On top of all the distractions the internet has to offer, it’s a tough season to focus; chances are your family and friends are on holiday and looking to spend some time with you, and there are leftovers to be eaten and toasts to be raised. Irregular hours and a bunch of people vying for your attention can take its toll on your job search.
Ask yourself, “Why am I getting distracted?”
Is your personal pitfall an addiction to cat videos online, or are you shying off searching for jobs because you’ve been left unmotivated by lack of feedback or success? Being aware of where your weaknesses lie will help you overcome them as you take the following advice…
The first thing to do to combat distractions is get organised. You’ll want to have all your information at your fingertips, neatly ordered and filed: that way, it’s quick and easy to see what you’ve applied for, what stage you’re at in different applications and what versions of your CV you have ready.
It may seem arbitrary but spending twenty minutes getting everything in a binder or in a folder on your desktop will help you keep your mind on track, too. You won’t have to disrupt your search because you’re getting up to dig around for mislaid things, and you can be confident and systematic as you apply for roles.
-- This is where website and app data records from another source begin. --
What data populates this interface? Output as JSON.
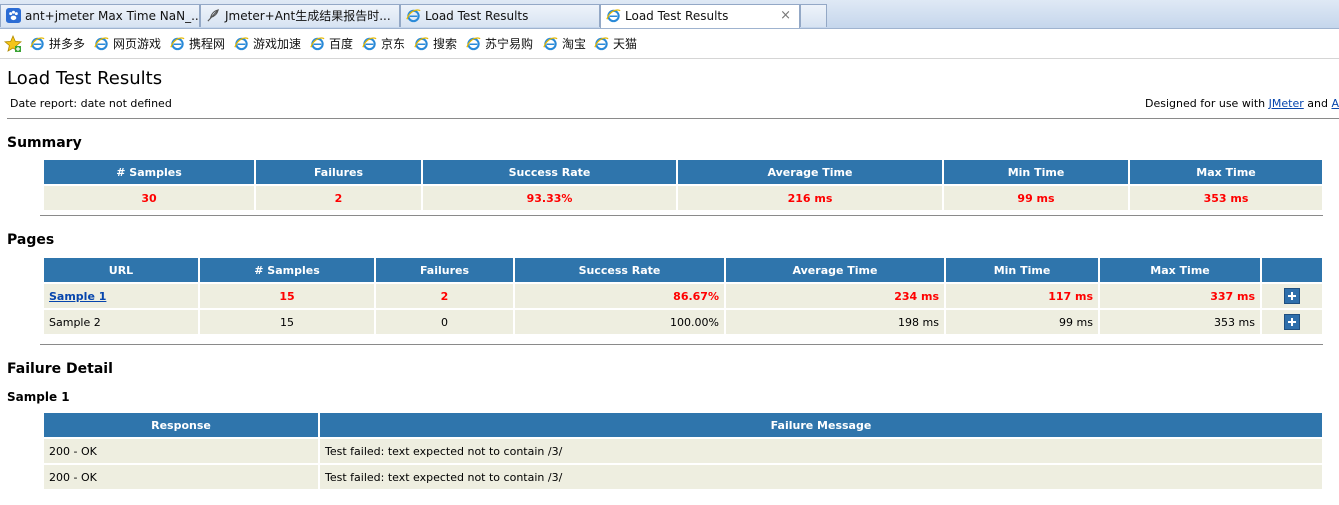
{
  "browser": {
    "tabs": [
      {
        "label": "ant+jmeter Max Time NaN_..."
      },
      {
        "label": "Jmeter+Ant生成结果报告时..."
      },
      {
        "label": "Load Test Results"
      },
      {
        "label": "Load Test Results"
      }
    ],
    "close_glyph": "×",
    "favorites": [
      {
        "label": "拼多多"
      },
      {
        "label": "网页游戏"
      },
      {
        "label": "携程网"
      },
      {
        "label": "游戏加速"
      },
      {
        "label": "百度"
      },
      {
        "label": "京东"
      },
      {
        "label": "搜索"
      },
      {
        "label": "苏宁易购"
      },
      {
        "label": "淘宝"
      },
      {
        "label": "天猫"
      }
    ]
  },
  "page": {
    "title": "Load Test Results",
    "date_report": "Date report: date not defined",
    "designed_prefix": "Designed for use with",
    "designed_link1": "JMeter",
    "designed_and": "and",
    "designed_link2": "A"
  },
  "summary": {
    "title": "Summary",
    "headers": [
      "# Samples",
      "Failures",
      "Success Rate",
      "Average Time",
      "Min Time",
      "Max Time"
    ],
    "row": [
      "30",
      "2",
      "93.33%",
      "216 ms",
      "99 ms",
      "353 ms"
    ]
  },
  "pages": {
    "title": "Pages",
    "headers": [
      "URL",
      "# Samples",
      "Failures",
      "Success Rate",
      "Average Time",
      "Min Time",
      "Max Time"
    ],
    "rows": [
      {
        "url": "Sample 1",
        "samples": "15",
        "failures": "2",
        "success_rate": "86.67%",
        "avg": "234 ms",
        "min": "117 ms",
        "max": "337 ms"
      },
      {
        "url": "Sample 2",
        "samples": "15",
        "failures": "0",
        "success_rate": "100.00%",
        "avg": "198 ms",
        "min": "99 ms",
        "max": "353 ms"
      }
    ]
  },
  "failure_detail": {
    "title": "Failure Detail",
    "sample_title": "Sample 1",
    "headers": [
      "Response",
      "Failure Message"
    ],
    "rows": [
      {
        "response": "200 - OK",
        "message": "Test failed: text expected not to contain /3/"
      },
      {
        "response": "200 - OK",
        "message": "Test failed: text expected not to contain /3/"
      }
    ]
  },
  "colors": {
    "header_bg": "#2f75ac",
    "cell_bg": "#eeeee0",
    "failure_text": "#ff0000",
    "link": "#0645ad"
  }
}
Having a calendar so you can see when you applied for things – and whether it’s time for a follow up e-mail – could also be helpful, and one really good idea is to have a dedicated folder in your e-mail inbox too. That way, you can access information about your job applications while you’re on the go.
After your paperwork’s primed, the most important thing is to establish a routine: whether it’s four hours in the morning or a couple of hours last thing at night, putting aside regular time to respond to e-mails, check listings for new postings or touch up your CV means that you’ll always feel in control of your job search.
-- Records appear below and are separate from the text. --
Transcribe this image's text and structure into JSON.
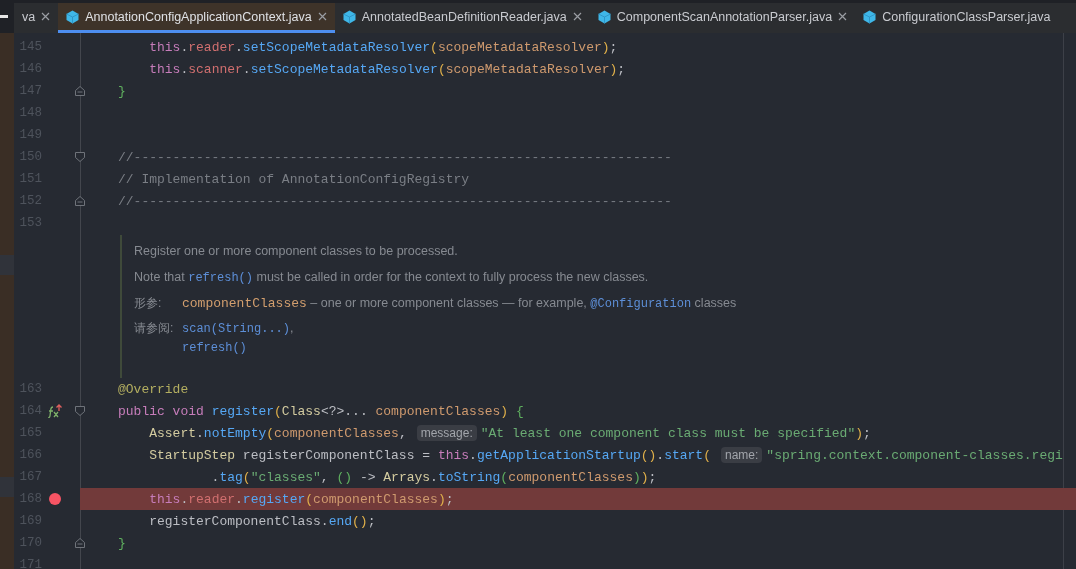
{
  "tabs": [
    {
      "label": "va",
      "selected": false,
      "closable": true,
      "icon": false
    },
    {
      "label": "AnnotationConfigApplicationContext.java",
      "selected": true,
      "closable": true,
      "icon": true
    },
    {
      "label": "AnnotatedBeanDefinitionReader.java",
      "selected": false,
      "closable": true,
      "icon": true
    },
    {
      "label": "ComponentScanAnnotationParser.java",
      "selected": false,
      "closable": true,
      "icon": true
    },
    {
      "label": "ConfigurationClassParser.java",
      "selected": false,
      "closable": false,
      "icon": true
    }
  ],
  "editor": {
    "lines_before": [
      {
        "number": "145",
        "fold_start": false,
        "fold_end": false,
        "breakpoint": false,
        "marker": false,
        "tokens": [
          {
            "kind": "kw",
            "text": "    this"
          },
          {
            "kind": "plain",
            "text": "."
          },
          {
            "kind": "field",
            "text": "reader"
          },
          {
            "kind": "plain",
            "text": "."
          },
          {
            "kind": "method",
            "text": "setScopeMetadataResolver"
          },
          {
            "kind": "paren",
            "text": "("
          },
          {
            "kind": "param",
            "text": "scopeMetadataResolver"
          },
          {
            "kind": "paren",
            "text": ")"
          },
          {
            "kind": "plain",
            "text": ";"
          }
        ]
      },
      {
        "number": "146",
        "fold_start": false,
        "fold_end": false,
        "breakpoint": false,
        "marker": false,
        "tokens": [
          {
            "kind": "kw",
            "text": "    this"
          },
          {
            "kind": "plain",
            "text": "."
          },
          {
            "kind": "field",
            "text": "scanner"
          },
          {
            "kind": "plain",
            "text": "."
          },
          {
            "kind": "method",
            "text": "setScopeMetadataResolver"
          },
          {
            "kind": "paren",
            "text": "("
          },
          {
            "kind": "param",
            "text": "scopeMetadataResolver"
          },
          {
            "kind": "paren",
            "text": ")"
          },
          {
            "kind": "plain",
            "text": ";"
          }
        ]
      },
      {
        "number": "147",
        "fold_start": false,
        "fold_end": true,
        "breakpoint": false,
        "marker": false,
        "tokens": [
          {
            "kind": "brace",
            "text": "}"
          }
        ]
      },
      {
        "number": "148",
        "fold_start": false,
        "fold_end": false,
        "breakpoint": false,
        "marker": false
      },
      {
        "number": "149",
        "fold_start": false,
        "fold_end": false,
        "breakpoint": false,
        "marker": false
      },
      {
        "number": "150",
        "fold_start": true,
        "fold_end": false,
        "breakpoint": false,
        "marker": false,
        "tokens": [
          {
            "kind": "comment",
            "text": "//---------------------------------------------------------------------"
          }
        ]
      },
      {
        "number": "151",
        "fold_start": false,
        "fold_end": false,
        "breakpoint": false,
        "marker": false,
        "tokens": [
          {
            "kind": "comment",
            "text": "// Implementation of AnnotationConfigRegistry"
          }
        ]
      },
      {
        "number": "152",
        "fold_start": false,
        "fold_end": true,
        "breakpoint": false,
        "marker": false,
        "tokens": [
          {
            "kind": "comment",
            "text": "//---------------------------------------------------------------------"
          }
        ]
      },
      {
        "number": "153",
        "fold_start": false,
        "fold_end": false,
        "breakpoint": false,
        "marker": false
      }
    ],
    "doc_comment": {
      "paragraphs": [
        [
          {
            "kind": "text",
            "text": "Register one or more component classes to be processed."
          }
        ],
        [
          {
            "kind": "text",
            "text": "Note that "
          },
          {
            "kind": "link",
            "text": "refresh()"
          },
          {
            "kind": "text",
            "text": " must be called in order for the context to fully process the new classes."
          }
        ]
      ],
      "params": {
        "label": "形参:",
        "segments": [
          {
            "kind": "name",
            "text": "componentClasses"
          },
          {
            "kind": "text",
            "text": " – one or more component classes — for example, "
          },
          {
            "kind": "link",
            "text": "@Configuration"
          },
          {
            "kind": "text",
            "text": " classes"
          }
        ]
      },
      "see_also": {
        "label": "请参阅:",
        "items": [
          [
            {
              "kind": "link",
              "text": "scan(String...)"
            },
            {
              "kind": "text",
              "text": ","
            }
          ],
          [
            {
              "kind": "link",
              "text": "refresh()"
            }
          ]
        ]
      }
    },
    "lines_after": [
      {
        "number": "163",
        "fold_start": false,
        "fold_end": false,
        "breakpoint": false,
        "marker": false,
        "tokens": [
          {
            "kind": "annotation",
            "text": "@Override"
          }
        ]
      },
      {
        "number": "164",
        "fold_start": true,
        "fold_end": false,
        "breakpoint": false,
        "marker": true,
        "tokens": [
          {
            "kind": "kw",
            "text": "public void "
          },
          {
            "kind": "method",
            "text": "register"
          },
          {
            "kind": "paren",
            "text": "("
          },
          {
            "kind": "cls",
            "text": "Class"
          },
          {
            "kind": "plain",
            "text": "<?>... "
          },
          {
            "kind": "param",
            "text": "componentClasses"
          },
          {
            "kind": "paren",
            "text": ")"
          },
          {
            "kind": "brace",
            "text": " {"
          }
        ]
      },
      {
        "number": "165",
        "fold_start": false,
        "fold_end": false,
        "breakpoint": false,
        "marker": false,
        "tokens": [
          {
            "kind": "cls",
            "text": "    Assert"
          },
          {
            "kind": "plain",
            "text": "."
          },
          {
            "kind": "method",
            "text": "notEmpty"
          },
          {
            "kind": "paren",
            "text": "("
          },
          {
            "kind": "param",
            "text": "componentClasses"
          },
          {
            "kind": "plain",
            "text": ","
          },
          {
            "kind": "hint",
            "text": "message:"
          },
          {
            "kind": "str",
            "text": "\"At least one component class must be specified\""
          },
          {
            "kind": "paren",
            "text": ")"
          },
          {
            "kind": "plain",
            "text": ";"
          }
        ]
      },
      {
        "number": "166",
        "fold_start": false,
        "fold_end": false,
        "breakpoint": false,
        "marker": false,
        "tokens": [
          {
            "kind": "cls",
            "text": "    StartupStep"
          },
          {
            "kind": "plain",
            "text": " registerComponentClass = "
          },
          {
            "kind": "kw",
            "text": "this"
          },
          {
            "kind": "plain",
            "text": "."
          },
          {
            "kind": "method",
            "text": "getApplicationStartup"
          },
          {
            "kind": "paren",
            "text": "()"
          },
          {
            "kind": "plain",
            "text": "."
          },
          {
            "kind": "method",
            "text": "start"
          },
          {
            "kind": "paren",
            "text": "("
          },
          {
            "kind": "hint",
            "text": "name:"
          },
          {
            "kind": "str",
            "text": "\"spring.context.component-classes.regi"
          }
        ]
      },
      {
        "number": "167",
        "fold_start": false,
        "fold_end": false,
        "breakpoint": false,
        "marker": false,
        "tokens": [
          {
            "kind": "plain",
            "text": "            ."
          },
          {
            "kind": "method",
            "text": "tag"
          },
          {
            "kind": "paren",
            "text": "("
          },
          {
            "kind": "str",
            "text": "\"classes\""
          },
          {
            "kind": "plain",
            "text": ", "
          },
          {
            "kind": "paren2",
            "text": "()"
          },
          {
            "kind": "plain",
            "text": " -> "
          },
          {
            "kind": "cls",
            "text": "Arrays"
          },
          {
            "kind": "plain",
            "text": "."
          },
          {
            "kind": "method",
            "text": "toString"
          },
          {
            "kind": "paren2",
            "text": "("
          },
          {
            "kind": "param",
            "text": "componentClasses"
          },
          {
            "kind": "paren2",
            "text": ")"
          },
          {
            "kind": "paren",
            "text": ")"
          },
          {
            "kind": "plain",
            "text": ";"
          }
        ]
      },
      {
        "number": "168",
        "fold_start": false,
        "fold_end": false,
        "breakpoint": true,
        "marker": false,
        "tokens": [
          {
            "kind": "kw",
            "text": "    this"
          },
          {
            "kind": "plain",
            "text": "."
          },
          {
            "kind": "field",
            "text": "reader"
          },
          {
            "kind": "plain",
            "text": "."
          },
          {
            "kind": "method",
            "text": "register"
          },
          {
            "kind": "paren",
            "text": "("
          },
          {
            "kind": "param",
            "text": "componentClasses"
          },
          {
            "kind": "paren",
            "text": ")"
          },
          {
            "kind": "plain",
            "text": ";"
          }
        ]
      },
      {
        "number": "169",
        "fold_start": false,
        "fold_end": false,
        "breakpoint": false,
        "marker": false,
        "tokens": [
          {
            "kind": "plain",
            "text": "    registerComponentClass."
          },
          {
            "kind": "method",
            "text": "end"
          },
          {
            "kind": "paren",
            "text": "()"
          },
          {
            "kind": "plain",
            "text": ";"
          }
        ]
      },
      {
        "number": "170",
        "fold_start": false,
        "fold_end": true,
        "breakpoint": false,
        "marker": false,
        "tokens": [
          {
            "kind": "brace",
            "text": "}"
          }
        ]
      },
      {
        "number": "171",
        "fold_start": false,
        "fold_end": false,
        "breakpoint": false,
        "marker": false
      }
    ]
  }
}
Do a little self-searching and decide when you’ll be at your most productive, then clear that time to turn off your mobile, log out of your social media accounts and focus on all things career-orientated. Don’t worry about little chores that need doing or try to work with the TV on in the background – pretend you’re at work and you’ll get in the right mindset to get things done. Cordoning this time off just for job searching will also mean you’ll have a boundary between ‘work’ online and ‘fun’; so later, when you’re watching a film, you won’t feel obliged to tinker with your CV, either.
Now you’re not wasting time while you’re searching, you don’t have to feel guilty about making time for yourself away from your desk. Many people say that looking for a job should be a full time job, but that doesn’t have to mean eight non-stop hours at your computer. Get enough sleep and get out and about – a bit of light exercise and a good sleeping pattern will help your ability to focus, so it’s a win-win!
You can get more careers advice here.